Seeds of Myth: Exotic Disease Theory and Deconstructing the Australian Narrative of Indigenous Depopulation
The Australian Journal of Indigenous Education Vol. 38S, 2009, pp. 17-24

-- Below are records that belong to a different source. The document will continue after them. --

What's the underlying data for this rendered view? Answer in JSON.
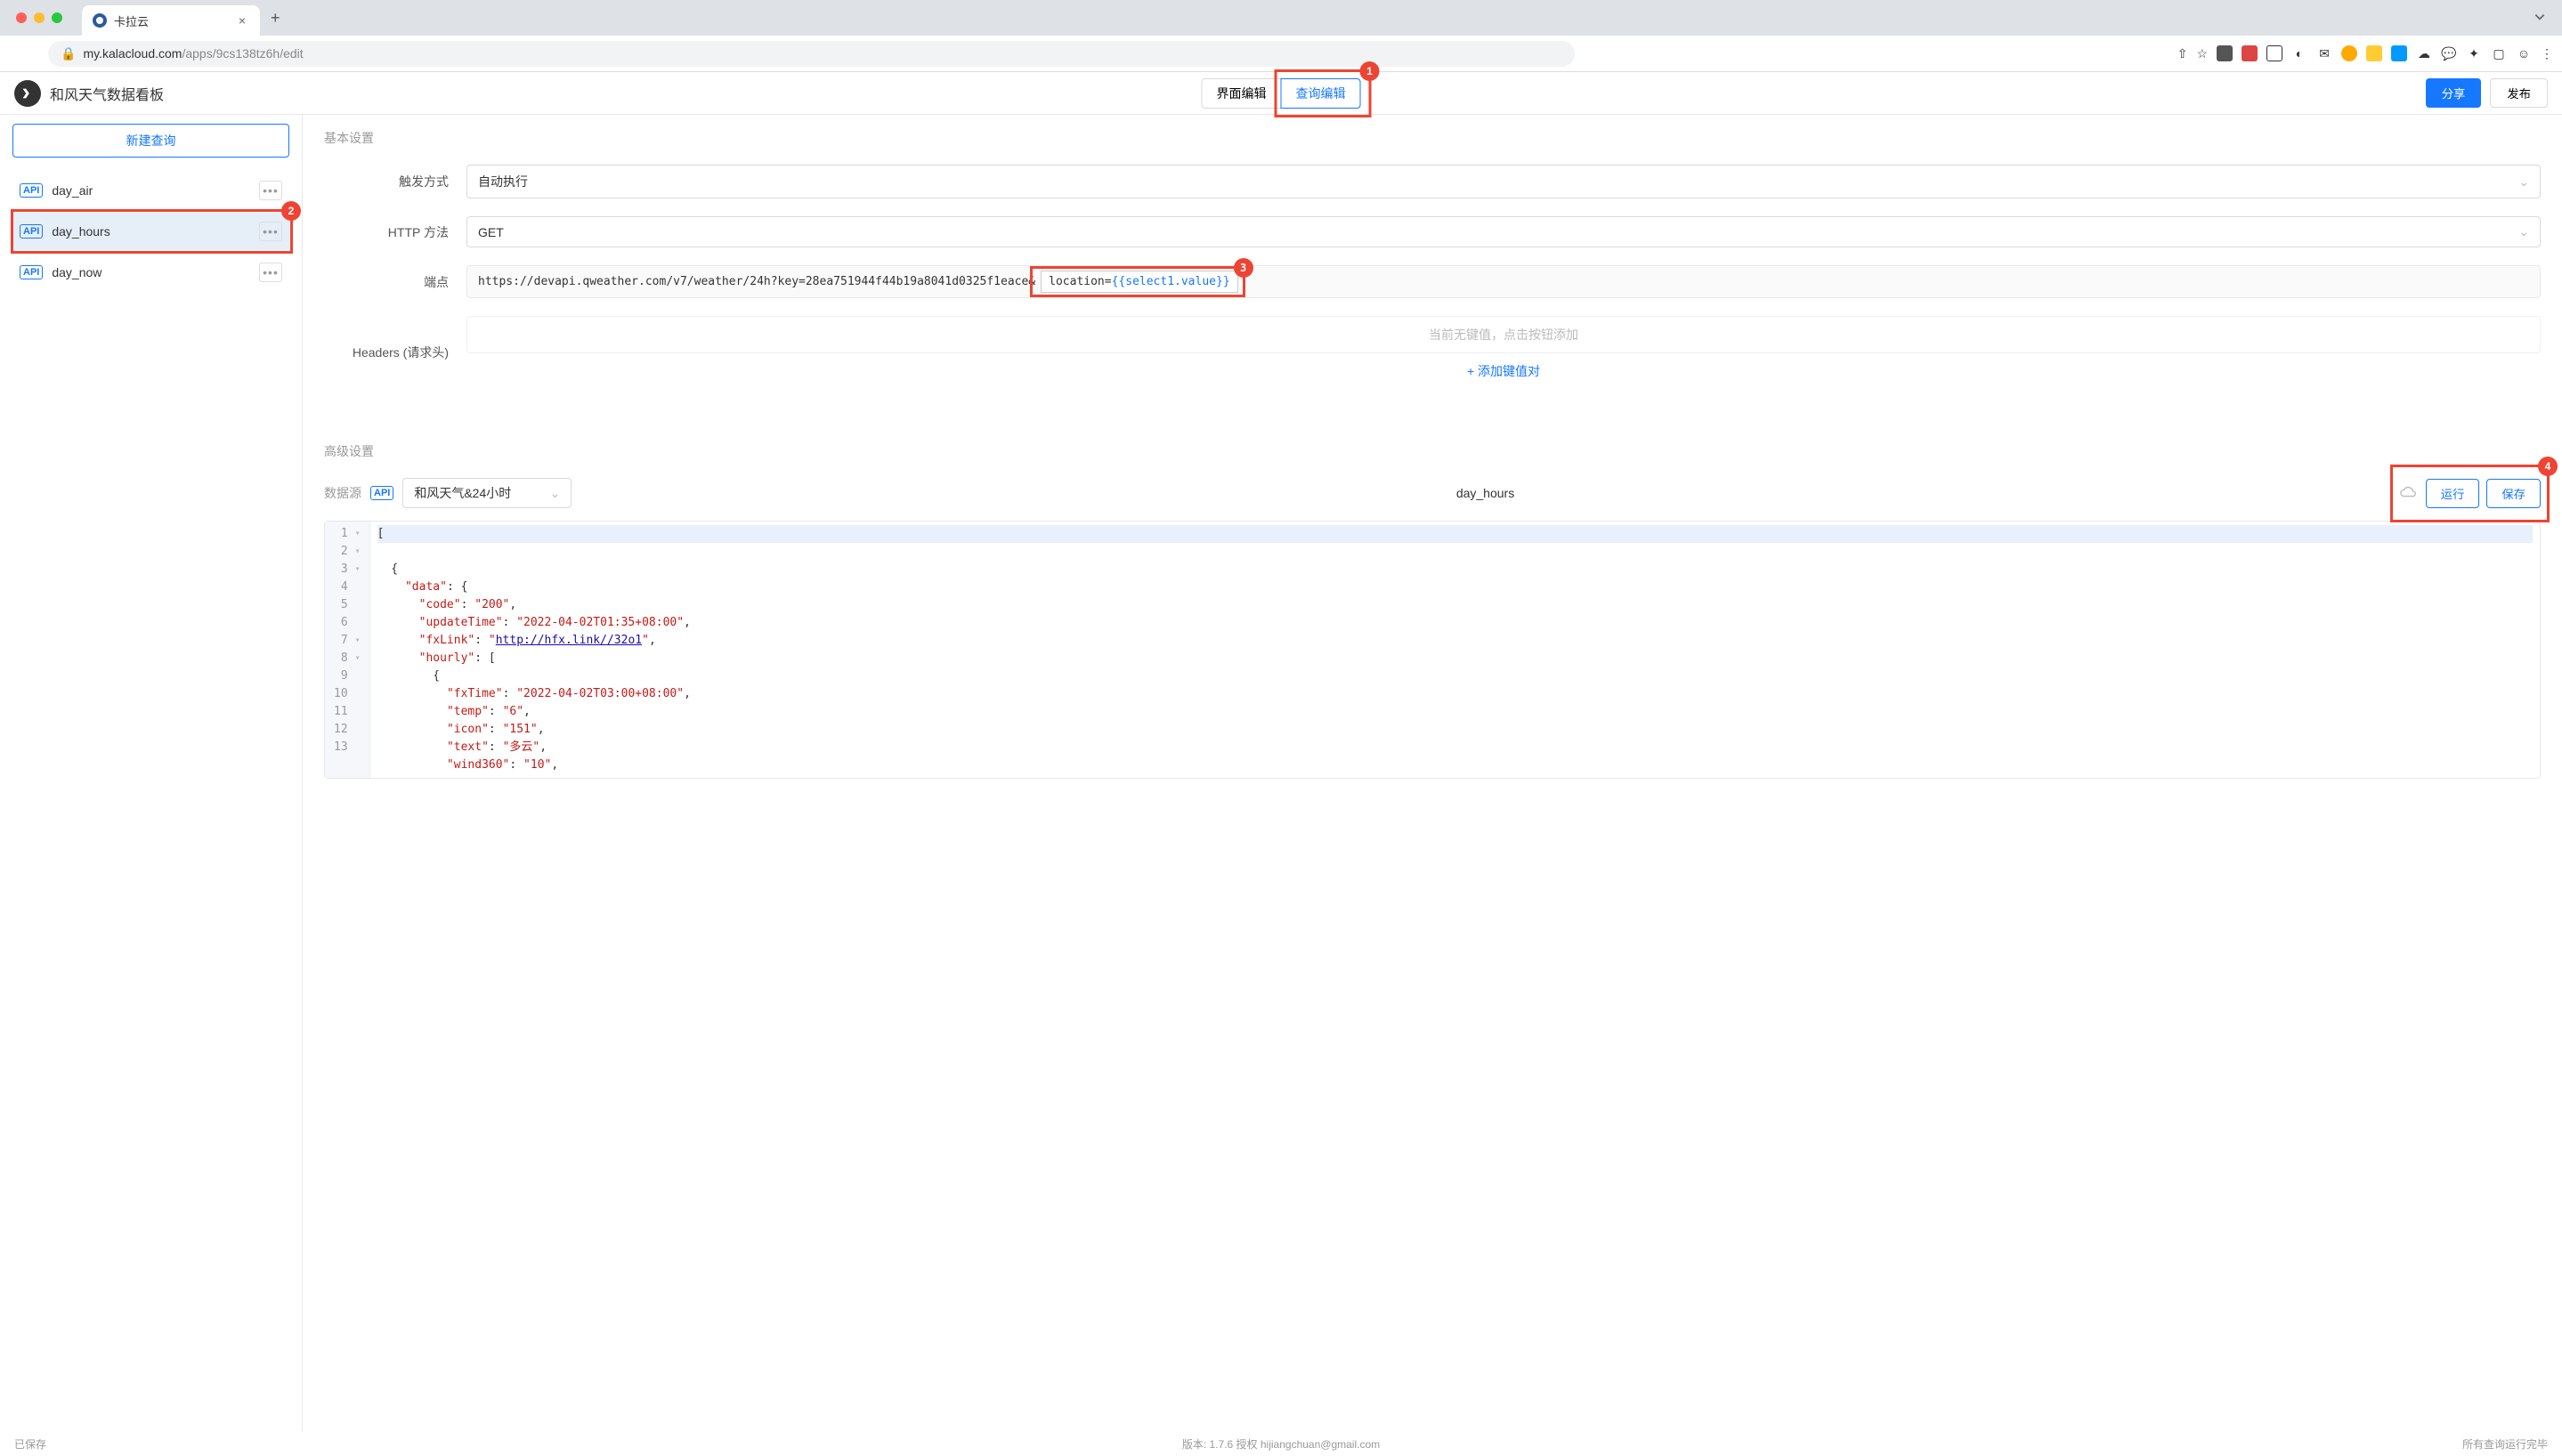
{
  "browser": {
    "tab_title": "卡拉云",
    "url_host": "my.kalacloud.com",
    "url_path": "/apps/9cs138tz6h/edit"
  },
  "app": {
    "title": "和风天气数据看板",
    "mode_ui": "界面编辑",
    "mode_query": "查询编辑",
    "share": "分享",
    "publish": "发布"
  },
  "sidebar": {
    "new_query": "新建查询",
    "items": [
      {
        "name": "day_air"
      },
      {
        "name": "day_hours"
      },
      {
        "name": "day_now"
      }
    ]
  },
  "form": {
    "basic_title": "基本设置",
    "trigger_label": "触发方式",
    "trigger_value": "自动执行",
    "method_label": "HTTP 方法",
    "method_value": "GET",
    "endpoint_label": "端点",
    "endpoint_static": "https://devapi.qweather.com/v7/weather/24h?key=28ea751944f44b19a8041d0325f1eace&",
    "endpoint_dynamic_prefix": "location=",
    "endpoint_dynamic_template": "{{select1.value}}",
    "headers_label": "Headers (请求头)",
    "headers_placeholder": "当前无键值，点击按钮添加",
    "add_kv": "+ 添加键值对"
  },
  "adv": {
    "title": "高级设置",
    "ds_label": "数据源",
    "ds_value": "和风天气&24小时",
    "query_name": "day_hours",
    "run": "运行",
    "save": "保存"
  },
  "code": {
    "lines": [
      "[",
      "  {",
      "    \"data\": {",
      "      \"code\": \"200\",",
      "      \"updateTime\": \"2022-04-02T01:35+08:00\",",
      "      \"fxLink\": \"http://hfx.link/32o1\",",
      "      \"hourly\": [",
      "        {",
      "          \"fxTime\": \"2022-04-02T03:00+08:00\",",
      "          \"temp\": \"6\",",
      "          \"icon\": \"151\",",
      "          \"text\": \"多云\",",
      "          \"wind360\": \"10\","
    ]
  },
  "footer": {
    "saved": "已保存",
    "version": "版本: 1.7.6 授权 hijiangchuan@gmail.com",
    "status": "所有查询运行完毕"
  },
  "annotations": [
    "1",
    "2",
    "3",
    "4"
  ]
}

The theory that the rapid depopulation of Indigenous people post-colonisation was largely caused by European introduced or exotic disease to which Indigenous people had no immunity resonates through most narratives of the early years of colonisation. The question of whether this narrative is based on sound medical evidence or is better placed in the realm of myth is the subject of this paper. Here I contend, that introduced disease is little more than a convenient explanation of the rapid depopulation of Indigenous people in south eastern New South Wales during the nineteenth century, and one that allows the illusion of colonial ethnography to perpetuate a widespread belief that introduced diseases and immunity were the unfortunate, but unavoidable cause of most Indigenous population decline. But what is the evidence that these disease theories found in Australian history are anything more than Eurocentric constructions? An Indigenous approach to the topic, as undertaken in this paper, raises questions that are as yet without answers and which challenge conventional theoretical explanations.